In order to make more money, Louis joined the National Guard. He paid me 10 cents to shine his boots. With his usher job and National Guard, he was getting by but wanted to do better. We had a business school in Waco named 4C College. The owner wanted to make education more accessible and so had both night and day classes. Louis got a job as a night time mechanic at a twenty-four hour car repair shop. This way, he could go to school mostly in the day. He was allowed to sleep on the job; just had to be available if someone came needing a repair. Back then, cars were much easier to fix, and Louis always could do almost anything.
I believe he had just finished, or almost finished the business course when the National Guard was called into service because of World War II. By that time, I had married and moved away, so we didn't keep in touch very well. He was in the army and was sent to the South Pacific. I believe he had advanced to the rank of sergeant by the time he was actually in battle. I don't remember which island he was on when the officers in his unit were killed, and he was made a Battlefield Lt.
Sadly, during that time he got an infection in his ears. It was impossible to evacuate him, and by the time he was flown to Australia for treatment he had lost a lot of his hearing.
During his time overseas, he had a buddy who had a lovely sister, Irene. She and George (by now called George because one is referred to by first name in the Army) began to write, and when the war was over he went to meet her.
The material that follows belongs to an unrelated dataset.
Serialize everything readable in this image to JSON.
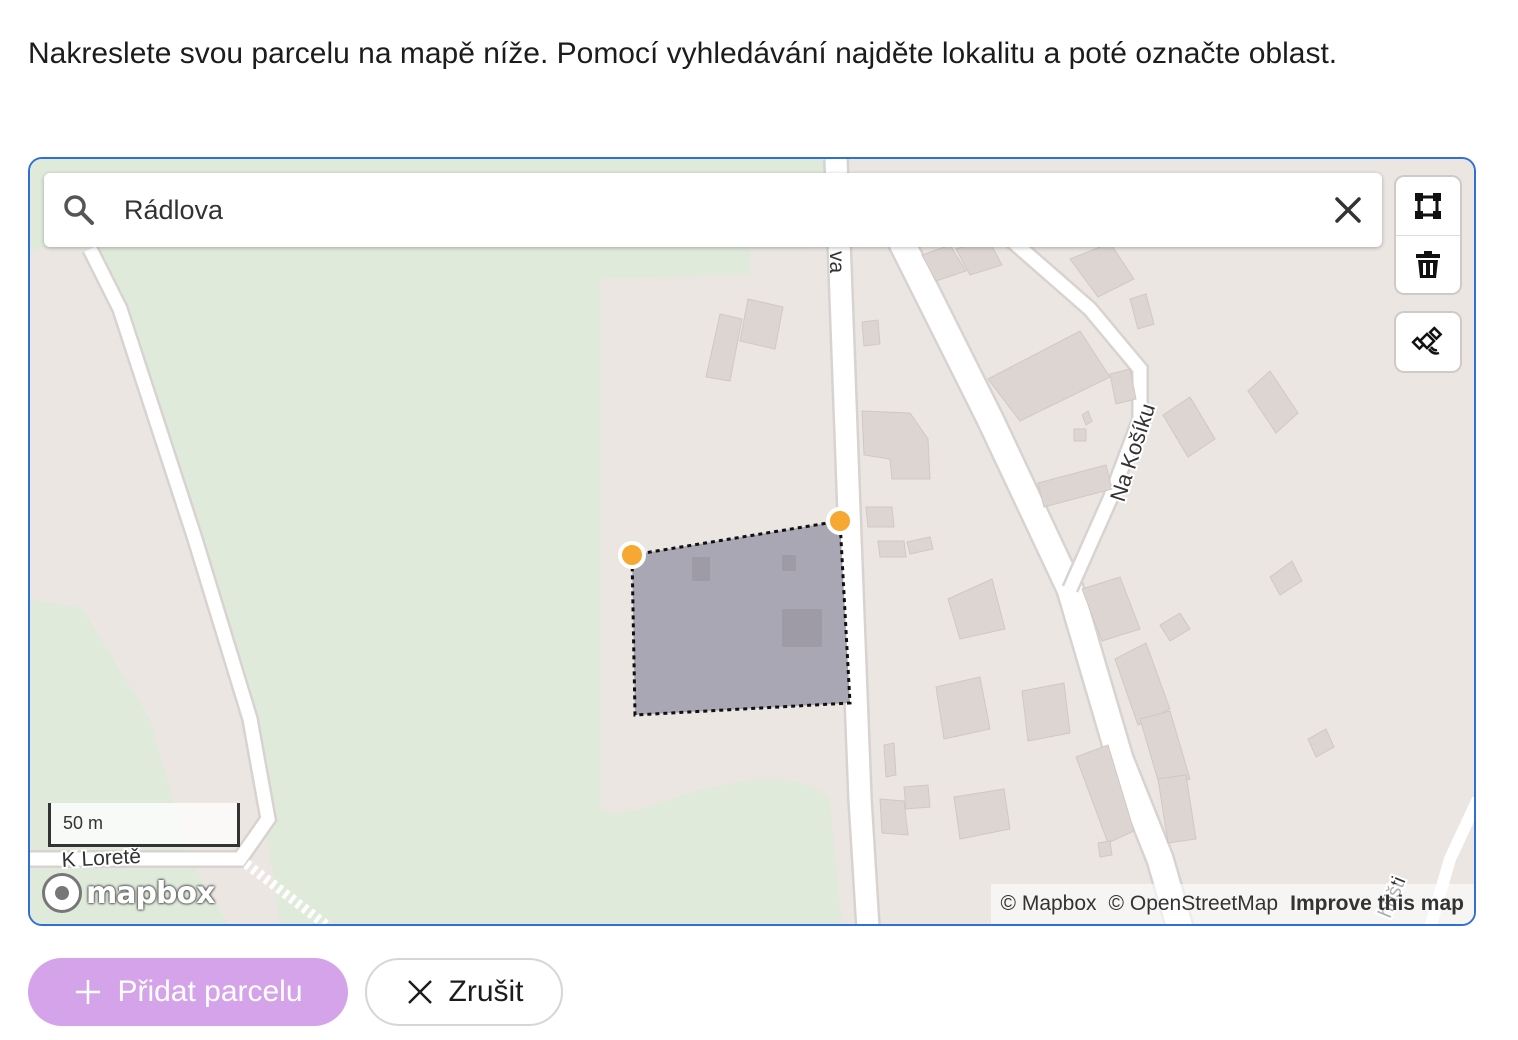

You probably know the rest of the story.
There is one other story I'll tell you, as another example of his resourcefulness. We were both living at the corner house, 603. Grandpapa had bought a going-out-of-business five sided building from a barber. It was fairly large, and in it he had a workbench and storage for his tools. He kept everything in meticulous order. It also became the washhouse when we got a modern, for its time, washing machine.
Although we had a hose in the washhouse to fill the tubs, the first washing had to be hot water. This had to be heated in the kitchen and carried by buckets out to the washer. This was one of my jobs. From the back steps to the washhouse, there was a low spot so that when it rained the water collected, and splashing back and forth caused it to be a muddy mess. That meant that the kitchen floor was also a mess and had to be mopped every rainy wash day, which was on Monday. Somehow George found out that a big tree was going to be cut down, and with his usual wit he saw an opportunity. He contracted to haul it away if it could be sawed into four-inch rounds. Or maybe five-inch, I'm not sure. Then he carefully laid out a path from house to washhouse and filled it in with those rounds. I don't remember what he put in the holes to fill in between the rounds. He cut other wood to make sides, so the path was high enough to clear the water. I just remember that for the rest of the years that I knew of that path it was keeping the feet dry in rainy weather. I know that those of you who know George as Father and Grandfather are not surprised.
[Editors' note: To assure greater privacy and per family members' wishes, in all cases last names are abbreviated.]